MT. IRON— A solar panel manufacturer, that has claimed millions of dollars in public subsidies since opening in 2011, has laid off all but two workers and faces an uncertain future after its top …
MT. IRON— A solar panel manufacturer, that has claimed millions of dollars in public subsidies since opening in 2011, has laid off all but two workers and faces an uncertain future after its top management was let go by the company’s primary investor, Jong Limb, president of Irvine, California-based Newport Partners.
Silicon Energy’s Marysville, Wash., manufacturing plant shut down earlier this year, leaving fewer than a dozen workers remaining at the company’s Mt. Iron facility. But Limb laid off most of those workers in recent days and there’s no indication when the company might begin manufacturing panels at the plant again, if ever.
The company has struggled since it opened and was never able to achieve the employment targets it had set as part of the financing package that brought the company to the Iron Range.
The company manufactured a rugged and high quality solar panel, but its high cost put it at a significant disadvantage in the solar panel marketplace, where prices have fallen dramatically in recent years.
The company’s business model required significant subsidies, and those subsidies came under increasing scrutiny in the Legislature last session.

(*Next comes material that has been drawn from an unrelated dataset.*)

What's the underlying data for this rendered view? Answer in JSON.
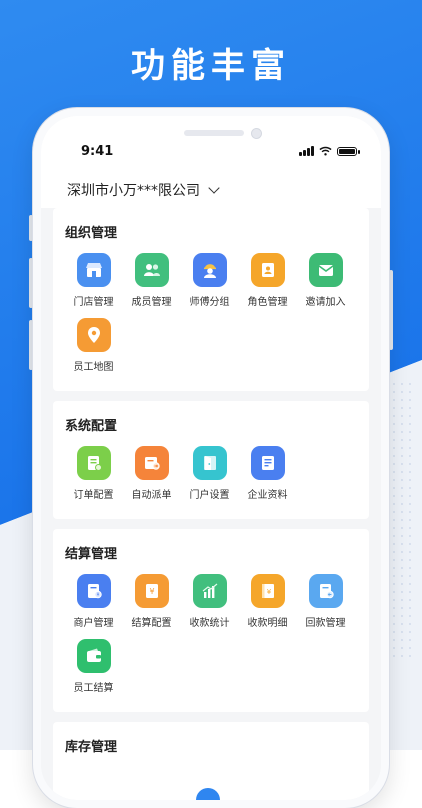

With many solar panel subsidies set to expire next year, the future of the company was looking increasingly tenuous, according to knowledgeable sources who spoke to the Timberjay on condition of anonymity.
The Iron Range Resources and Rehabilitation Board provided most of the public funds to bring the plant to Minnesota. As recently as last year, the agency loaned $1.95 million to the company to fund manufacturing of a lower cost panel that company officials said would qualify for additional subsidy and give it a competitive advantage over another Minnesota manufacturer.
In addition to loans to the company, the IRRRB funded a multi-million dollar solar panel purchase program for northeastern Minnesota cities, which required the use of Silicon Energy panels. The IRRRB also provided a $3.6 million non-recourse loan to the Mt. Iron Economic Development Authority to fund infrastructure, including construction of the 25,000 square foot building that has housed the company’s operations since 2011.
IRRRB officials did not respond to a phone message seeking comment for this story. Silicon Energy officials could not be reached.